Now you may ask yourself, “What is Tyler Lydon Syndrome?” Well, Lydon had a tendency to pass up on shots and open looks, which frustrated me a lot throughout his tenure at Syracuse. After what we saw towards the end of the UNC game with Marek Dolezaj, I feel that it is prevalent to bring that up again. The Syracuse frontcourt is the most efficient part of Syracuse’s offense. Whenever Dolezaj and Guerrier get an offensive touch, they need to attack the basket. Those two are the only consistent and reliable source of offense. Guerrier took those chances against the Tar Heels, while Dolezaj didn’t.

Syracuse’s guards suffer from the opposite of Tyler Lydon Syndrome (now taking applications for names). In particular, Alan Griffin and Joe Girard have a bad tendency to not pass up on any shot, even if the opportunity isn’t necessarily there. Giving the Orange frontcourt high-percentage looks is a great way for the offense to get rolling again. Now the horse just has to drink the water.

Szuba: Syracuse’s shooting

We know the rebounding story full well, so let’s turn our attention to another important aspect of this Syracuse-Pittsburgh game: Three point shooting. Syracuse came out hot in the first matchup, yet leveled off as the game went on, content to take outside shots. Pittsburgh ranks No. 15 in the country in three point percentage defense (KenPom). The Orange shot 12-38 from beyond the arc in the first meeting. Can they shoot fewer threes, but best that percentage (31.6%) against the Panthers on the road?

John: Prevent second chance points (to the extent possible)
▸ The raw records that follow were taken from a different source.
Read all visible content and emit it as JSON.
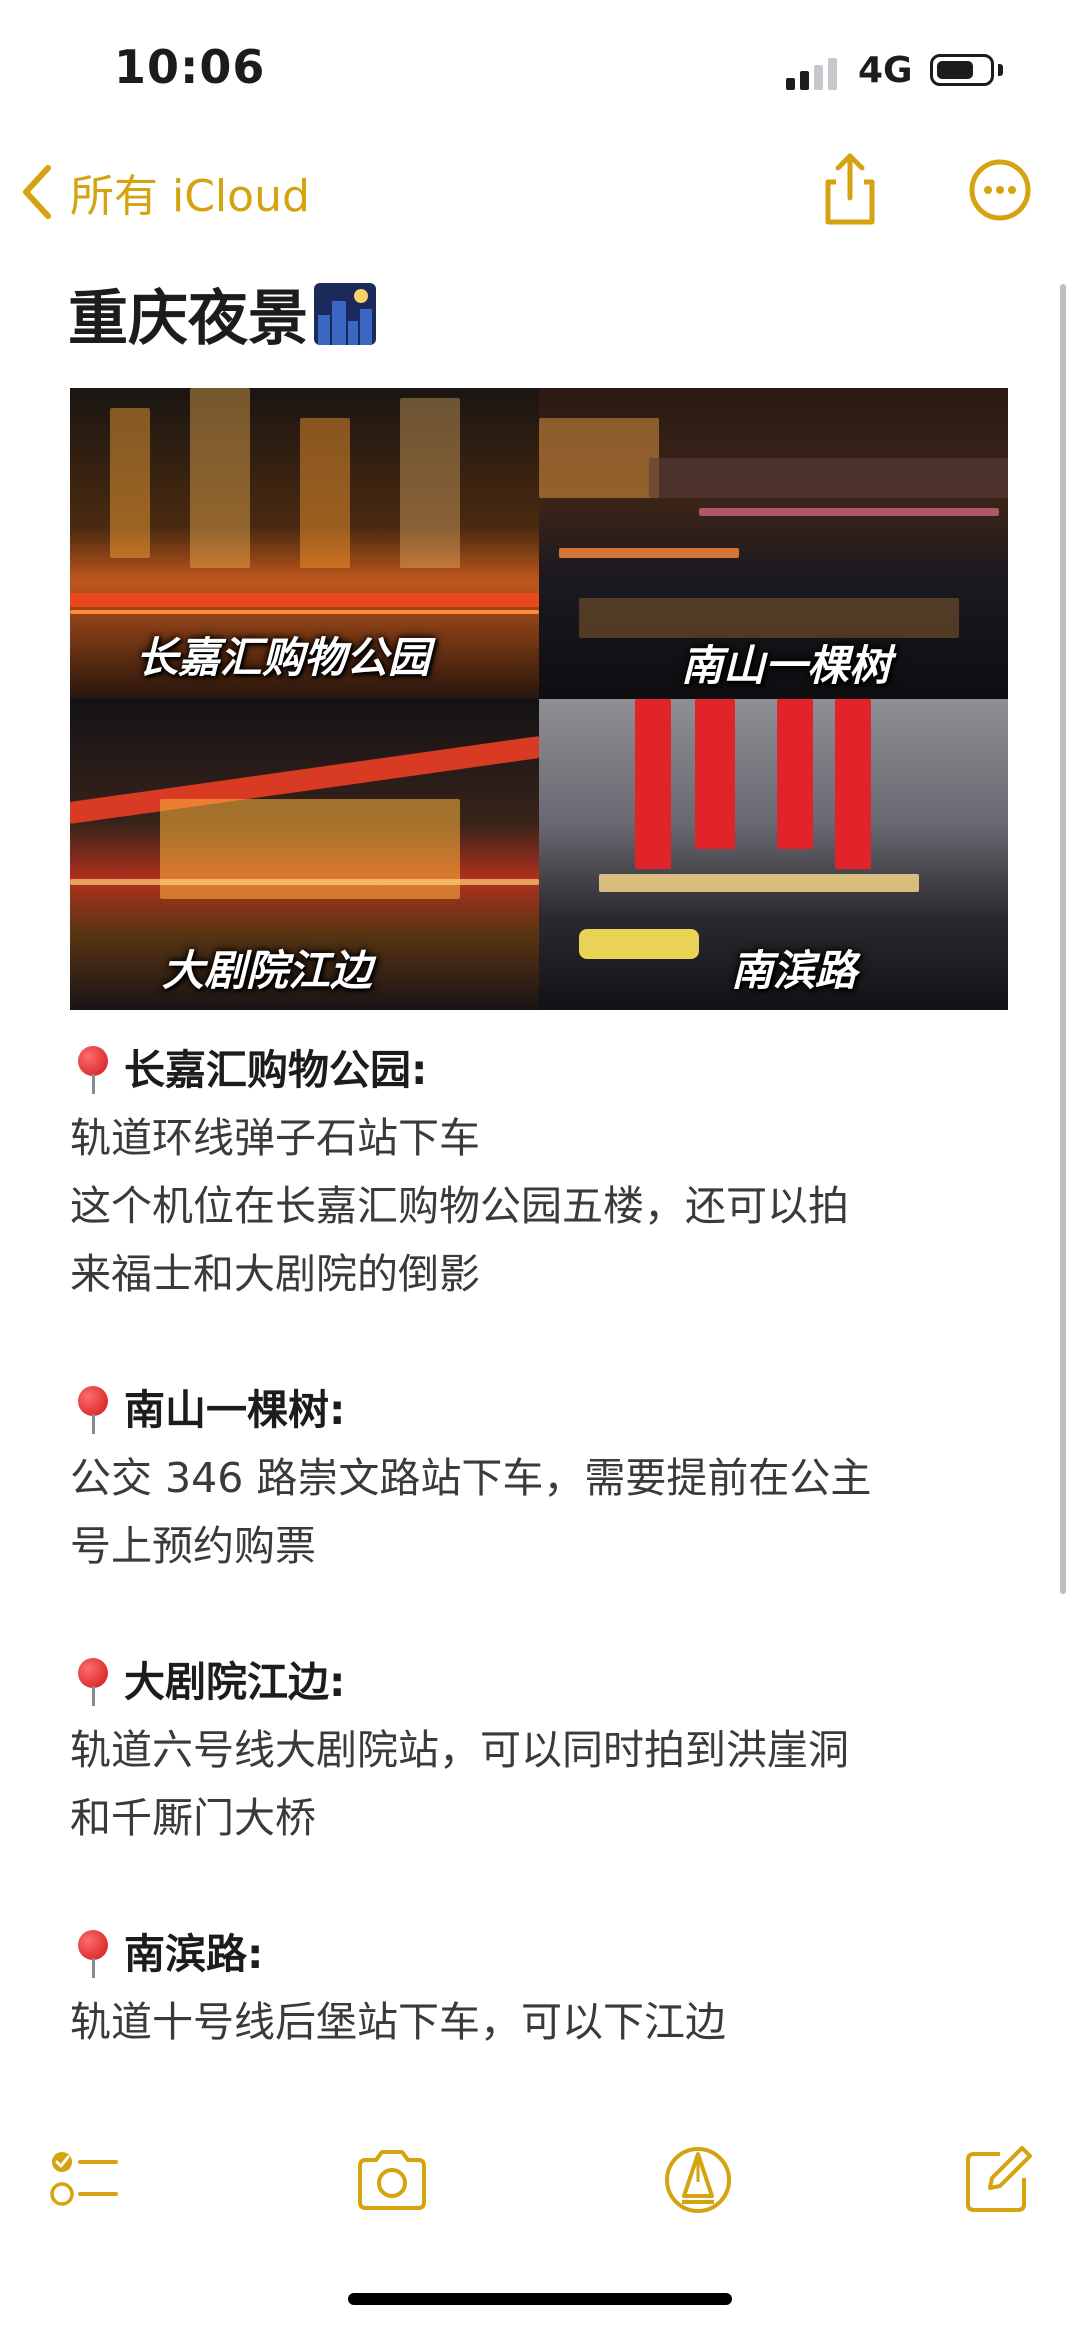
{
  "status_bar": {
    "time": "10:06",
    "network": "4G"
  },
  "nav": {
    "back_label": "所有 iCloud"
  },
  "note": {
    "title": "重庆夜景",
    "photos": [
      {
        "label": "长嘉汇购物公园"
      },
      {
        "label": "南山一棵树"
      },
      {
        "label": "大剧院江边"
      },
      {
        "label": "南滨路"
      }
    ],
    "sections": [
      {
        "heading": "长嘉汇购物公园:",
        "lines": [
          "轨道环线弹子石站下车",
          "这个机位在长嘉汇购物公园五楼，还可以拍",
          "来福士和大剧院的倒影"
        ]
      },
      {
        "heading": "南山一棵树:",
        "lines": [
          "公交 346 路崇文路站下车，需要提前在公主",
          "号上预约购票"
        ]
      },
      {
        "heading": "大剧院江边:",
        "lines": [
          "轨道六号线大剧院站，可以同时拍到洪崖洞",
          "和千厮门大桥"
        ]
      },
      {
        "heading": "南滨路:",
        "lines": [
          "轨道十号线后堡站下车，可以下江边"
        ]
      }
    ]
  },
  "toolbar": {
    "icons": [
      "checklist-icon",
      "camera-icon",
      "markup-pen-icon",
      "compose-icon"
    ]
  },
  "colors": {
    "accent": "#d4a30f",
    "text": "#1c1c1e",
    "pin": "#d0161b"
  }
}
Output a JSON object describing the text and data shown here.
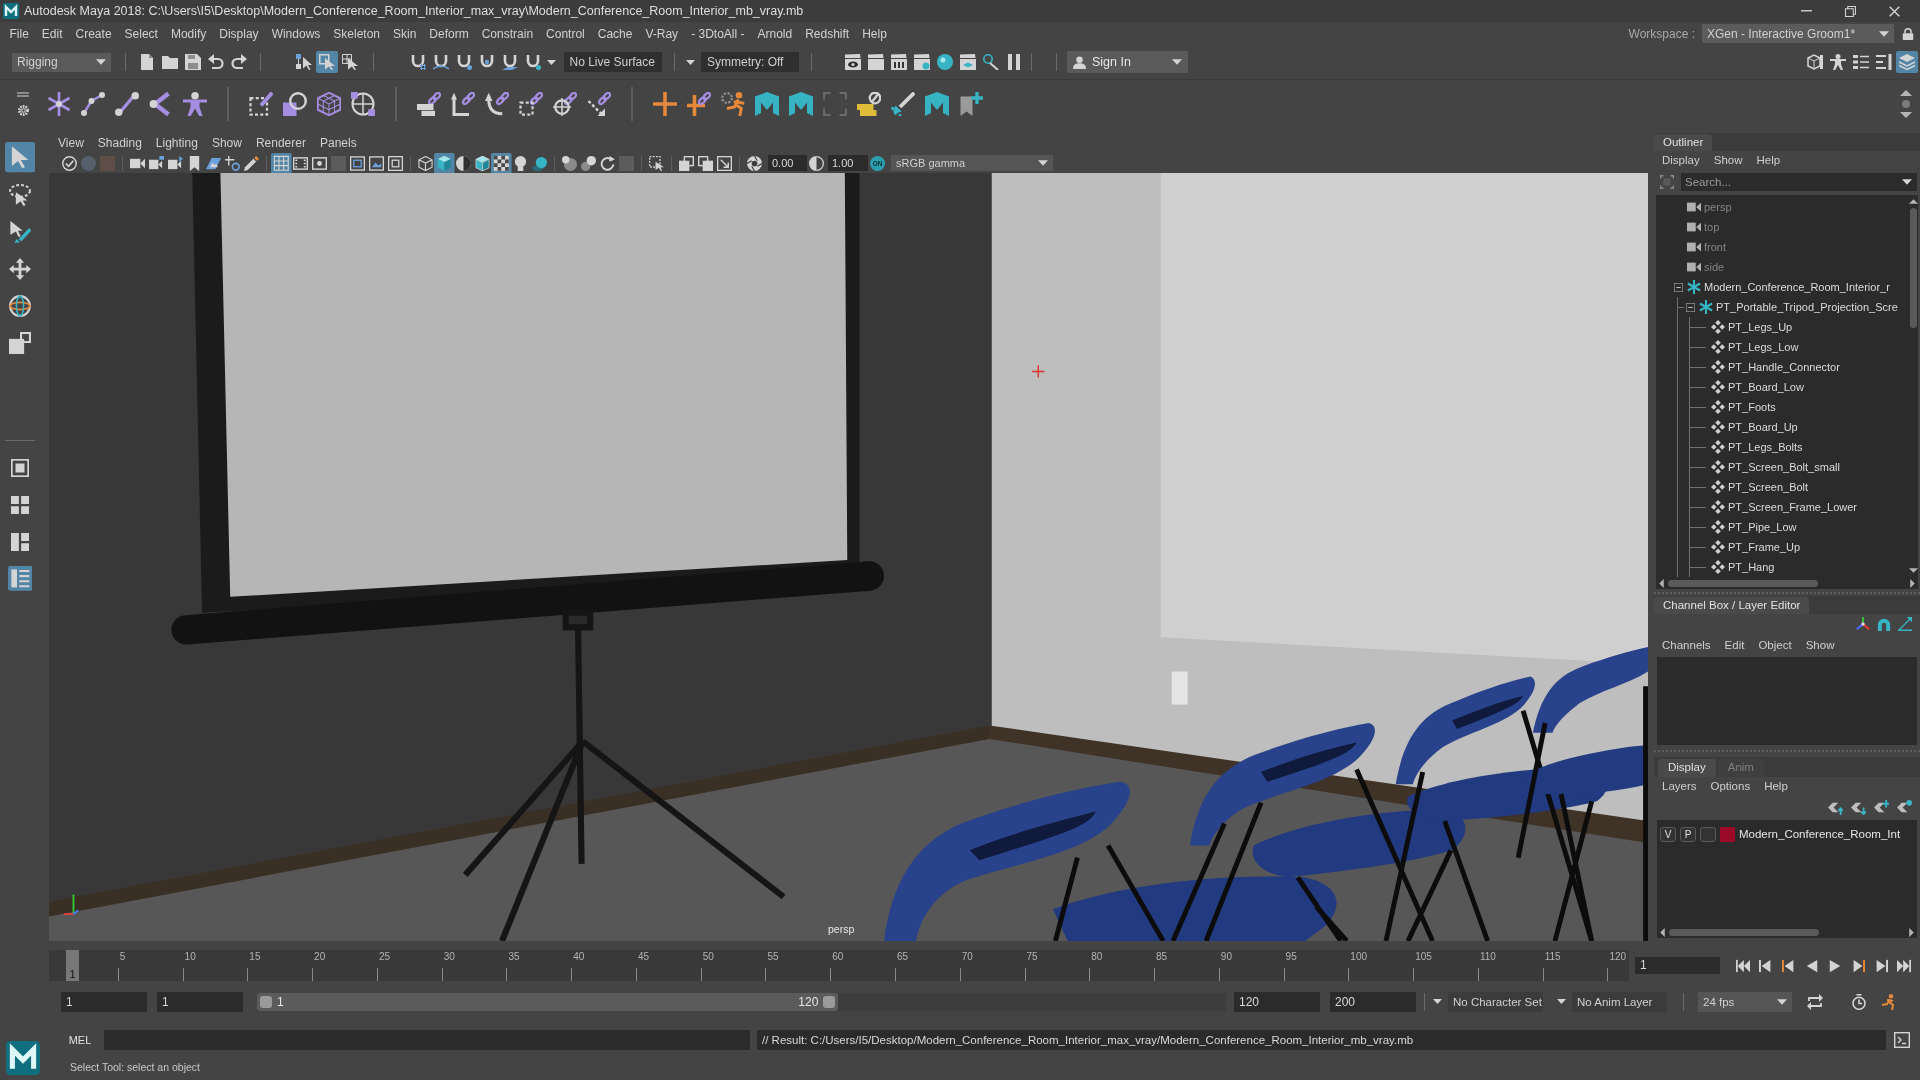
{
  "window": {
    "title": "Autodesk Maya 2018: C:\\Users\\I5\\Desktop\\Modern_Conference_Room_Interior_max_vray\\Modern_Conference_Room_Interior_mb_vray.mb"
  },
  "menu_bar": [
    "File",
    "Edit",
    "Create",
    "Select",
    "Modify",
    "Display",
    "Windows",
    "Skeleton",
    "Skin",
    "Deform",
    "Constrain",
    "Control",
    "Cache",
    "V-Ray",
    "- 3DtoAll -",
    "Arnold",
    "Redshift",
    "Help"
  ],
  "workspace": {
    "label": "Workspace :",
    "value": "XGen - Interactive Groom1*"
  },
  "status_line": {
    "menu_set": "Rigging",
    "selection_modes": [
      {
        "selected": false
      },
      {
        "selected": true
      },
      {
        "selected": false
      }
    ],
    "live_surface": "No Live Surface",
    "symmetry": "Symmetry: Off",
    "sign_in": "Sign In",
    "panel_toggles": [
      {
        "selected": false
      },
      {
        "selected": false
      },
      {
        "selected": false
      },
      {
        "selected": false
      },
      {
        "selected": true
      }
    ]
  },
  "toolbox": {
    "tools": [
      {
        "selected": true
      },
      {
        "selected": false
      },
      {
        "selected": false
      },
      {
        "selected": false
      },
      {
        "selected": false
      },
      {
        "selected": false
      }
    ],
    "layouts": [
      {
        "selected": false
      },
      {
        "selected": false
      },
      {
        "selected": false
      },
      {
        "selected": true
      }
    ]
  },
  "viewport": {
    "menus": [
      "View",
      "Shading",
      "Lighting",
      "Show",
      "Renderer",
      "Panels"
    ],
    "toolbar": [
      {
        "on": false
      },
      {
        "on": false
      },
      {
        "on": false
      },
      {
        "on": false
      },
      {
        "on": false
      },
      {
        "on": false
      },
      {
        "on": false
      },
      {
        "on": false
      },
      {
        "on": false
      },
      {
        "on": false
      },
      {
        "on": true
      },
      {
        "on": false
      },
      {
        "on": false
      },
      {
        "on": false
      },
      {
        "on": false
      },
      {
        "on": false
      },
      {
        "on": false
      },
      {
        "on": false
      },
      {
        "on": true
      },
      {
        "on": false
      },
      {
        "on": false
      },
      {
        "on": true
      },
      {
        "on": false
      },
      {
        "on": false
      },
      {
        "on": false
      },
      {
        "on": false
      },
      {
        "on": false
      },
      {
        "on": false
      },
      {
        "on": false
      },
      {
        "on": false
      },
      {
        "on": false
      },
      {
        "on": false
      },
      {
        "on": false
      }
    ],
    "exposure": "0.00",
    "gamma": "1.00",
    "color_management": "ON",
    "color_space": "sRGB gamma",
    "camera": "persp"
  },
  "outliner": {
    "title": "Outliner",
    "menus": [
      "Display",
      "Show",
      "Help"
    ],
    "search": {
      "placeholder": "Search..."
    },
    "items": [
      {
        "kind": "camera",
        "name": "persp",
        "dimmed": true
      },
      {
        "kind": "camera",
        "name": "top",
        "dimmed": true
      },
      {
        "kind": "camera",
        "name": "front",
        "dimmed": true
      },
      {
        "kind": "camera",
        "name": "side",
        "dimmed": true
      },
      {
        "kind": "group",
        "name": "Modern_Conference_Room_Interior_r",
        "dimmed": false,
        "expanded": true,
        "children": [
          {
            "kind": "group",
            "name": "PT_Portable_Tripod_Projection_Scre",
            "dimmed": false,
            "expanded": true,
            "children": [
              {
                "kind": "mesh",
                "name": "PT_Legs_Up",
                "dimmed": false
              },
              {
                "kind": "mesh",
                "name": "PT_Legs_Low",
                "dimmed": false
              },
              {
                "kind": "mesh",
                "name": "PT_Handle_Connector",
                "dimmed": false
              },
              {
                "kind": "mesh",
                "name": "PT_Board_Low",
                "dimmed": false
              },
              {
                "kind": "mesh",
                "name": "PT_Foots",
                "dimmed": false
              },
              {
                "kind": "mesh",
                "name": "PT_Board_Up",
                "dimmed": false
              },
              {
                "kind": "mesh",
                "name": "PT_Legs_Bolts",
                "dimmed": false
              },
              {
                "kind": "mesh",
                "name": "PT_Screen_Bolt_small",
                "dimmed": false
              },
              {
                "kind": "mesh",
                "name": "PT_Screen_Bolt",
                "dimmed": false
              },
              {
                "kind": "mesh",
                "name": "PT_Screen_Frame_Lower",
                "dimmed": false
              },
              {
                "kind": "mesh",
                "name": "PT_Pipe_Low",
                "dimmed": false
              },
              {
                "kind": "mesh",
                "name": "PT_Frame_Up",
                "dimmed": false
              },
              {
                "kind": "mesh",
                "name": "PT_Hang",
                "dimmed": false
              }
            ]
          }
        ]
      }
    ]
  },
  "channel_box": {
    "title": "Channel Box / Layer Editor",
    "menus": [
      "Channels",
      "Edit",
      "Object",
      "Show"
    ]
  },
  "layer_editor": {
    "tabs": [
      {
        "label": "Display",
        "selected": true
      },
      {
        "label": "Anim",
        "selected": false
      }
    ],
    "menus": [
      "Layers",
      "Options",
      "Help"
    ],
    "layers": [
      {
        "visibility": "V",
        "playback": "P",
        "color": "#9b0a28",
        "name": "Modern_Conference_Room_Int"
      }
    ]
  },
  "timeline": {
    "tick_labels": [
      "5",
      "10",
      "15",
      "20",
      "25",
      "30",
      "35",
      "40",
      "45",
      "50",
      "55",
      "60",
      "65",
      "70",
      "75",
      "80",
      "85",
      "90",
      "95",
      "100",
      "105",
      "110",
      "115",
      "120"
    ],
    "level": 0,
    "current_frame": "1",
    "current_frame_field": "1"
  },
  "range_slider": {
    "animation_start": "1",
    "playback_start": "1",
    "level": 0.6,
    "slider_start": "1",
    "slider_end": "120",
    "playback_end": "120",
    "animation_end": "200",
    "character_set": "No Character Set",
    "anim_layer": "No Anim Layer",
    "fps": "24 fps"
  },
  "command_line": {
    "language": "MEL",
    "result": "// Result: C:/Users/I5/Desktop/Modern_Conference_Room_Interior_max_vray/Modern_Conference_Room_Interior_mb_vray.mb"
  },
  "help_line": "Select Tool: select an object"
}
Over the course of the last two ACC games — Pitt and North Carolina — Syracuse has allowed a combined 45 second-chance points off of 44 (!!!) offensive rebounds. That number’s not at all sustainable for this Syracuse team, which can go cold from three and seems questionably averse to driving the ball inside of late. Obviously there’s the additional concern that increasingly fighting for boards against better rebounding teams (like Pitt) could lead to more fouls against big men Guerrier and Dolezaj. But given the number of points we’re allowing on offensive putbacks, it’s a risk worth taking.